This post and corresponding booklist were created by students at Nathan Hale High School as part of a teen service learning project.
Over the past nine months I have had the pleasure of volunteering with the non-profit organization Taming Bigfoot Seattle. Taming Bigfoot Seattle is a 1Sustainable Planet volunteer project, inspired and guided by retired NASA climate scientist Bob Bindschadler, that aims to engage the community in accelerating Seattle’s progress towards the reduction of greenhouse gas emissions.
Back in September of 2017, I knew that climate change was real, but I didn’t realize how extreme it was. If you didn’t know, global warming is the Earth’s rising surface temperature, while climate change is the result or the side effects of global warming. Global warming happens when carbon dioxide (CO2) and other greenhouse gases collect in the atmosphere and trap heat from sunlight and solar radiation causing the planet to get hotter. This is also known as the greenhouse effect. I knew that humans contribute quite a lot towards global warming, but I had no idea that it was this bad. On average, the US produces about 2 billion tons of CO2 each year by burning fossil fuels to make electricity and about 1.7 billion tons of CO2 due to transportation. I don’t think many people realize how much this affects the human population. Between 2002 and 2016, Antarctica lost about 125 billion metric tons of ice per year, causing the global sea level to increase by .35 millimeters each year, and as a result, by 2100 it is estimated that all oceans will be one-to-four feet higher, endangering entire island nations and cities such as New York, Los Angeles, Mumbai, Sydney, and Rio de Janeiro.
Interested in learning more about the impacts of climate change? A list of books and streaming videos can be found here, and below:
- The Pocket Idiot’s Guide to Your Carbon Footprint
- How to Reduce Your Carbon Footprint
- Generation Green: The Ultimate Teen Guide to Living an Eco-Friendly Life
- Green Your Work: Boost Your Bottom Line While Reducing Your Carbon Footprint

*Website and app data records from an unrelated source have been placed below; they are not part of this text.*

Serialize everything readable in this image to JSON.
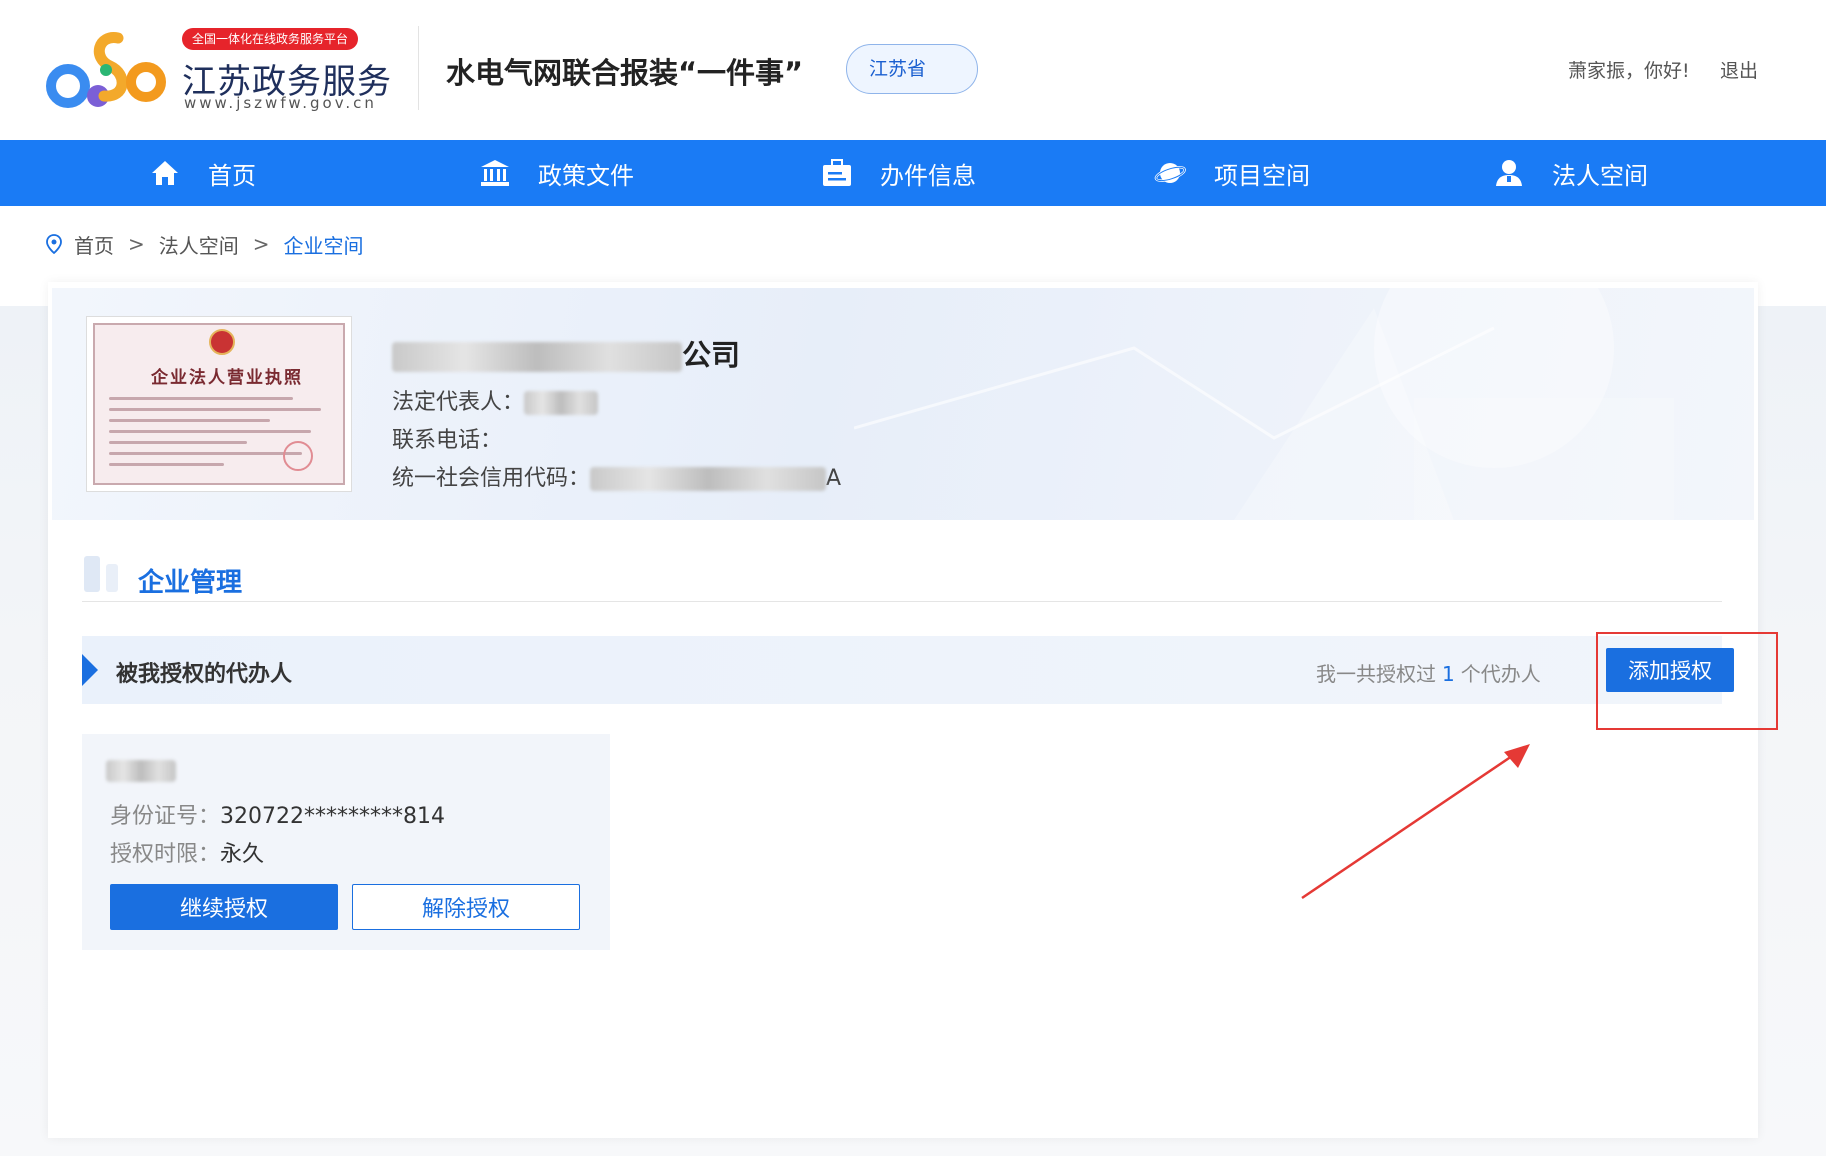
{
  "header": {
    "logo_badge": "全国一体化在线政务服务平台",
    "logo_title": "江苏政务服务",
    "logo_url": "www.jszwfw.gov.cn",
    "site_title": "水电气网联合报装“一件事”",
    "region": "江苏省",
    "greeting": "萧家振，你好!",
    "logout": "退出"
  },
  "nav": {
    "items": [
      {
        "label": "首页",
        "icon": "home-icon"
      },
      {
        "label": "政策文件",
        "icon": "building-icon"
      },
      {
        "label": "办件信息",
        "icon": "briefcase-icon"
      },
      {
        "label": "项目空间",
        "icon": "planet-icon"
      },
      {
        "label": "法人空间",
        "icon": "user-icon"
      }
    ]
  },
  "breadcrumb": {
    "items": [
      "首页",
      "法人空间",
      "企业空间"
    ],
    "separator": ">"
  },
  "company": {
    "license_title": "企业法人营业执照",
    "name_suffix": "公司",
    "legal_rep_label": "法定代表人：",
    "phone_label": "联系电话：",
    "credit_code_label": "统一社会信用代码：",
    "credit_code_suffix": "A"
  },
  "section": {
    "title": "企业管理"
  },
  "authorization": {
    "bar_title": "被我授权的代办人",
    "count_prefix": "我一共授权过",
    "count": "1",
    "count_suffix": "个代办人",
    "add_button": "添加授权"
  },
  "agent": {
    "id_label": "身份证号：",
    "id_value": "320722*********814",
    "term_label": "授权时限：",
    "term_value": "永久",
    "continue_button": "继续授权",
    "revoke_button": "解除授权"
  },
  "colors": {
    "primary": "#1a6fe0",
    "nav": "#1a7bf5",
    "highlight": "#e53935"
  }
}
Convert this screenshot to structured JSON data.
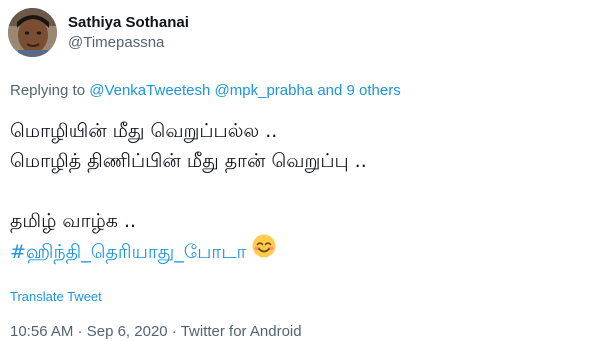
{
  "author": {
    "display_name": "Sathiya Sothanai",
    "handle": "@Timepassna"
  },
  "replying": {
    "prefix": "Replying to ",
    "mention1": "@VenkaTweetesh",
    "mention2": "@mpk_prabha",
    "suffix_and": " and ",
    "others": "9 others"
  },
  "tweet": {
    "line1": "மொழியின் மீது வெறுப்பல்ல  ..",
    "line2": "மொழித் திணிப்பின் மீது தான் வெறுப்பு ..",
    "line3": "தமிழ் வாழ்க  ..",
    "hashtag": "#ஹிந்தி_தெரியாது_போடா",
    "emoji_icon": "smiling-face-with-smiling-eyes"
  },
  "translate_label": "Translate Tweet",
  "meta": {
    "time": "10:56 AM",
    "separator": " · ",
    "date": "Sep 6, 2020",
    "source": "Twitter for Android"
  },
  "colors": {
    "link": "#1b95e0",
    "secondary_text": "#536471",
    "primary_text": "#0f1419"
  }
}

- Cooking Green: Reducing Your Carbon Footprint in the Kitchen: the New Green Basics Way
- Power Surge
- TEDTalks Debate: Does the World Need Nuclear Energy?